Sunday Puzzle Each week, New York Times crossword puzzle editor and NPR's Puzzlemaster Will Shortz presents an on-air quiz to one contestant and gives a challenge for listeners at home.
Re-Figuring Familiar Phrases
Shifting from One Phrase to Another
In the on-air puzzle this week, given a word, take the last two letters, reverse them, then think of a word starting with these two letters that can follow the original word to complete a familiar two-word phrase. For example, given "flat," you would take the last two letters, "at", and reverse them to make "tax," as in "flat tax."
Two-Letter, Two-Word Tango
'Perplexing Puzzlers' for April Fool's Day
Two Clues with Double the Fun
The on-air puzzle for this week has hidden "arms." Every answer is a familiar two-word phrase that uses the consecutive letters A,R,M. Specifically, the first word in the phrase will end in A,R, and the second word will start with M. For example, given the clue, Garage Worker, the answer would be, Car Mechanic.
The Hidden 'Arms' Hold the Answer
Five from Seven, Backwards

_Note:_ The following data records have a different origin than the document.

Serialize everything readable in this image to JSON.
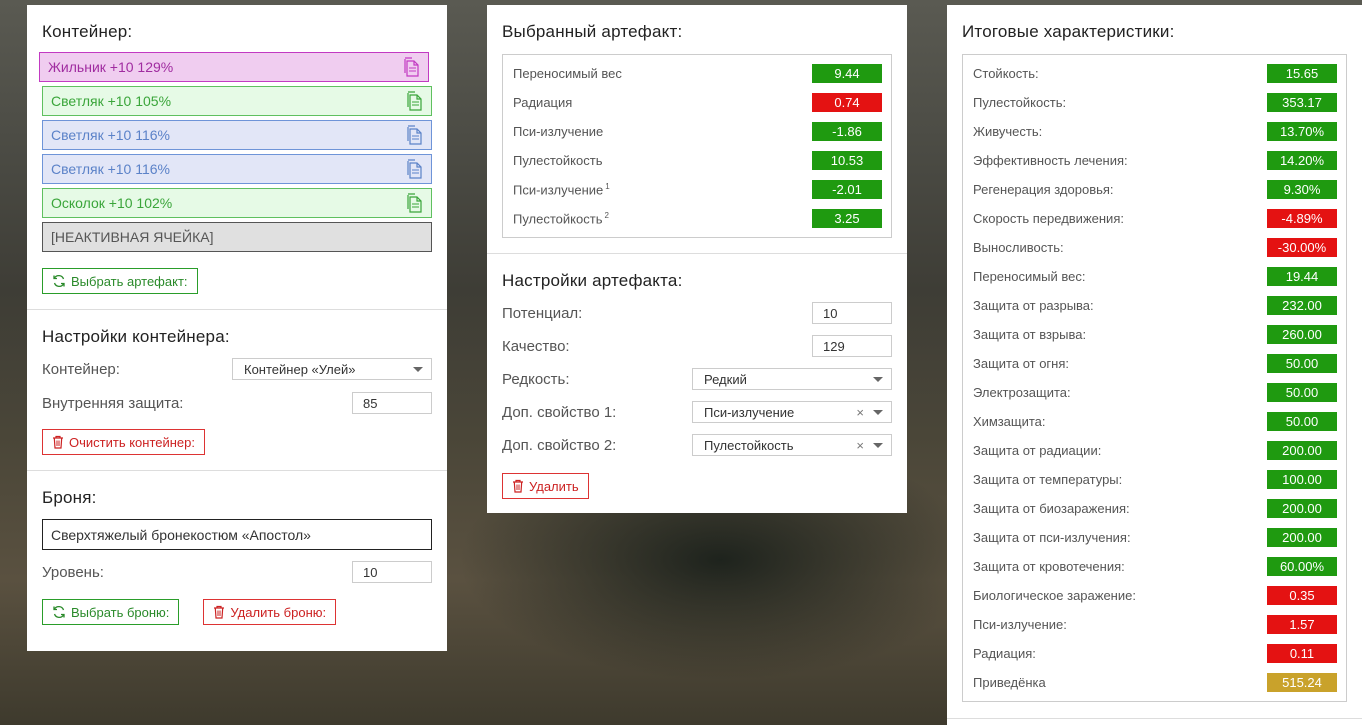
{
  "container_panel": {
    "title": "Контейнер:",
    "slots": [
      {
        "label": "Жильник +10 129%",
        "style": "purple"
      },
      {
        "label": "Светляк +10 105%",
        "style": "green"
      },
      {
        "label": "Светляк +10 116%",
        "style": "blue"
      },
      {
        "label": "Светляк +10 116%",
        "style": "blue"
      },
      {
        "label": "Осколок +10 102%",
        "style": "green"
      },
      {
        "label": "[НЕАКТИВНАЯ ЯЧЕЙКА]",
        "style": "gray"
      }
    ],
    "select_artifact_button": "Выбрать артефакт:",
    "settings_title": "Настройки контейнера:",
    "container_label": "Контейнер:",
    "container_value": "Контейнер «Улей»",
    "inner_protection_label": "Внутренняя защита:",
    "inner_protection_value": "85",
    "clear_button": "Очистить контейнер:",
    "armor_title": "Броня:",
    "armor_value": "Сверхтяжелый бронекостюм «Апостол»",
    "level_label": "Уровень:",
    "level_value": "10",
    "select_armor_button": "Выбрать броню:",
    "remove_armor_button": "Удалить броню:"
  },
  "artifact_panel": {
    "title": "Выбранный артефакт:",
    "stats": [
      {
        "label": "Переносимый вес",
        "sup": "",
        "value": "9.44",
        "color": "g"
      },
      {
        "label": "Радиация",
        "sup": "",
        "value": "0.74",
        "color": "r"
      },
      {
        "label": "Пси-излучение",
        "sup": "",
        "value": "-1.86",
        "color": "g"
      },
      {
        "label": "Пулестойкость",
        "sup": "",
        "value": "10.53",
        "color": "g"
      },
      {
        "label": "Пси-излучение",
        "sup": "1",
        "value": "-2.01",
        "color": "g"
      },
      {
        "label": "Пулестойкость",
        "sup": "2",
        "value": "3.25",
        "color": "g"
      }
    ],
    "settings_title": "Настройки артефакта:",
    "potential_label": "Потенциал:",
    "potential_value": "10",
    "quality_label": "Качество:",
    "quality_value": "129",
    "rarity_label": "Редкость:",
    "rarity_value": "Редкий",
    "extra1_label": "Доп. свойство 1:",
    "extra1_value": "Пси-излучение",
    "extra2_label": "Доп. свойство 2:",
    "extra2_value": "Пулестойкость",
    "clear_symbol": "×",
    "delete_button": "Удалить"
  },
  "totals_panel": {
    "title": "Итоговые характеристики:",
    "stats": [
      {
        "label": "Стойкость:",
        "value": "15.65",
        "color": "g"
      },
      {
        "label": "Пулестойкость:",
        "value": "353.17",
        "color": "g"
      },
      {
        "label": "Живучесть:",
        "value": "13.70%",
        "color": "g"
      },
      {
        "label": "Эффективность лечения:",
        "value": "14.20%",
        "color": "g"
      },
      {
        "label": "Регенерация здоровья:",
        "value": "9.30%",
        "color": "g"
      },
      {
        "label": "Скорость передвижения:",
        "value": "-4.89%",
        "color": "r"
      },
      {
        "label": "Выносливость:",
        "value": "-30.00%",
        "color": "r"
      },
      {
        "label": "Переносимый вес:",
        "value": "19.44",
        "color": "g"
      },
      {
        "label": "Защита от разрыва:",
        "value": "232.00",
        "color": "g"
      },
      {
        "label": "Защита от взрыва:",
        "value": "260.00",
        "color": "g"
      },
      {
        "label": "Защита от огня:",
        "value": "50.00",
        "color": "g"
      },
      {
        "label": "Электрозащита:",
        "value": "50.00",
        "color": "g"
      },
      {
        "label": "Химзащита:",
        "value": "50.00",
        "color": "g"
      },
      {
        "label": "Защита от радиации:",
        "value": "200.00",
        "color": "g"
      },
      {
        "label": "Защита от температуры:",
        "value": "100.00",
        "color": "g"
      },
      {
        "label": "Защита от биозаражения:",
        "value": "200.00",
        "color": "g"
      },
      {
        "label": "Защита от пси-излучения:",
        "value": "200.00",
        "color": "g"
      },
      {
        "label": "Защита от кровотечения:",
        "value": "60.00%",
        "color": "g"
      },
      {
        "label": "Биологическое заражение:",
        "value": "0.35",
        "color": "r"
      },
      {
        "label": "Пси-излучение:",
        "value": "1.57",
        "color": "r"
      },
      {
        "label": "Радиация:",
        "value": "0.11",
        "color": "r"
      },
      {
        "label": "Приведёнка",
        "value": "515.24",
        "color": "y"
      }
    ]
  },
  "icons": {
    "slot": "copy-icon",
    "refresh": "refresh-icon",
    "trash": "trash-icon",
    "dropdown": "chevron-down-icon"
  },
  "colors": {
    "positive": "#1f9a10",
    "negative": "#e41212",
    "summary": "#c9a22b"
  }
}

Initials that Really Matter: WB
The Answer Starts in the Middle
J-Walking with a Crooked Letter